I’m known for being hard on women – in literature and in life – and I accept that charge. It’s true. Women frustrate me. But it occurs to me that the event I attended last night could easily have been titled “A Celebration of the Female Life Span,” or something similar, and I wouldn’t have gone within a mile of the place. But that’s what it was, when you think about it, and what really drove the point in was this: When Kate and I became friends in 1997, she had a one year-old. Last week, that one year-old graduated from high school. While we ate dinner before the presentation, we talked about his graduation, about all the drama and struggle involved in being the parent of a young adult. Then I told Kate what was up with me, about the fellowship and Ph.D programs I plan to apply for this fall, and then I said, “And if I get in, I’m going to celebrate by getting pregnant.” This was not an impulsive statement – it’s been part of my plan for a while – but it was the first time I’ve said it out loud, and the combination of my own plans, of Kate’s son’s graduation, and the Steinemfest nature of Gabaldon’s audience struck me as almost beautiful – the way women’s life spans have stretched and expanded over the last fifty years as if made of silly putty, and everything that comes with these changes: freedom of choice and uncertainty and anxiety and the long nights and days spent wondering if we are doing things the right way. Because Gabaldon’s novels place the same woman in two different centuries, and because ultimately Claire manages to gracefully embrace the realities of a woman’s role in both centuries, these novels may be first and foremost about what it means to embrace both the freedom of choice and the received wisdom of tradition and authority.
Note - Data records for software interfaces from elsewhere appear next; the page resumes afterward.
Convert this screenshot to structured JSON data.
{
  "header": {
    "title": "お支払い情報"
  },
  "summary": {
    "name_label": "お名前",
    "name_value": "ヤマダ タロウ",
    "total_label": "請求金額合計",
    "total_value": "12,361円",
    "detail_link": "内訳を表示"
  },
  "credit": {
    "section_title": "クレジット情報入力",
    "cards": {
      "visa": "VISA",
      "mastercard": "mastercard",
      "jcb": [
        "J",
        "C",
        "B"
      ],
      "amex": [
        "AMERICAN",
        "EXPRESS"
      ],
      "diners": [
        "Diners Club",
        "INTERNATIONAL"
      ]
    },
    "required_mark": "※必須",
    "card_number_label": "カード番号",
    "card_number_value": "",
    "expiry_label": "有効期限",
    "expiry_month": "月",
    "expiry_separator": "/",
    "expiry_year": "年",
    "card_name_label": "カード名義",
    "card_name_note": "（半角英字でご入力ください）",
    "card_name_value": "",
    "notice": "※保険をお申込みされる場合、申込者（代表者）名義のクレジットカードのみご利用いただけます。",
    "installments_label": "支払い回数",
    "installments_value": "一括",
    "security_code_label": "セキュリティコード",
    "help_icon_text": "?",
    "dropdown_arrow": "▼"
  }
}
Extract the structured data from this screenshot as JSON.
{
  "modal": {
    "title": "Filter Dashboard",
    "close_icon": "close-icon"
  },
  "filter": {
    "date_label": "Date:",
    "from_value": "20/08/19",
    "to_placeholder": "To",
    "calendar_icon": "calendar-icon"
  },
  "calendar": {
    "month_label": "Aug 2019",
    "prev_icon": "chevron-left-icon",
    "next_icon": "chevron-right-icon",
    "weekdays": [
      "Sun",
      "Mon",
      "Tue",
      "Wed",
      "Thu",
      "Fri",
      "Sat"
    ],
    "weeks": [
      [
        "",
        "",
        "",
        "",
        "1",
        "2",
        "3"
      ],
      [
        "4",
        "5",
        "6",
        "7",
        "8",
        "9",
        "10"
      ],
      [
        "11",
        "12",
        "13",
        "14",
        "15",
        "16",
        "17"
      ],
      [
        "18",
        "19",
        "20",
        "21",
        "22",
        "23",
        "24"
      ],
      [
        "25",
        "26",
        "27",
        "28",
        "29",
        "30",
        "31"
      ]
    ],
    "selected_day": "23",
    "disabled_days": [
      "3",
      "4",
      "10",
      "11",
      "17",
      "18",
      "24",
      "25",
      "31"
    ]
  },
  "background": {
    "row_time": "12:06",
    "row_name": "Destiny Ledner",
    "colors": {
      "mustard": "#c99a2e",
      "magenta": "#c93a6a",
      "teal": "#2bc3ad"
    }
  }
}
These novels are not literary art by any means, but they matter.
When Gabaldon’s talk ended, it was about 8:45 pm. It was still mostly light out, and I remembered that the summer solstice is just a little over a week away. The campus was tranquil – students gone home, offices shut up, silent except for the hum of sprinklers. Kate and I hugged, said goodbye, made some tentative plans to get together again soon, and headed in opposite directions to our cars. I tucked my car key in my right hand, its etched end protruding between my first and second fingers, the way you do when you’re a woman and you’re walking in a deserted place, and drove home through the eerie and unexpected light.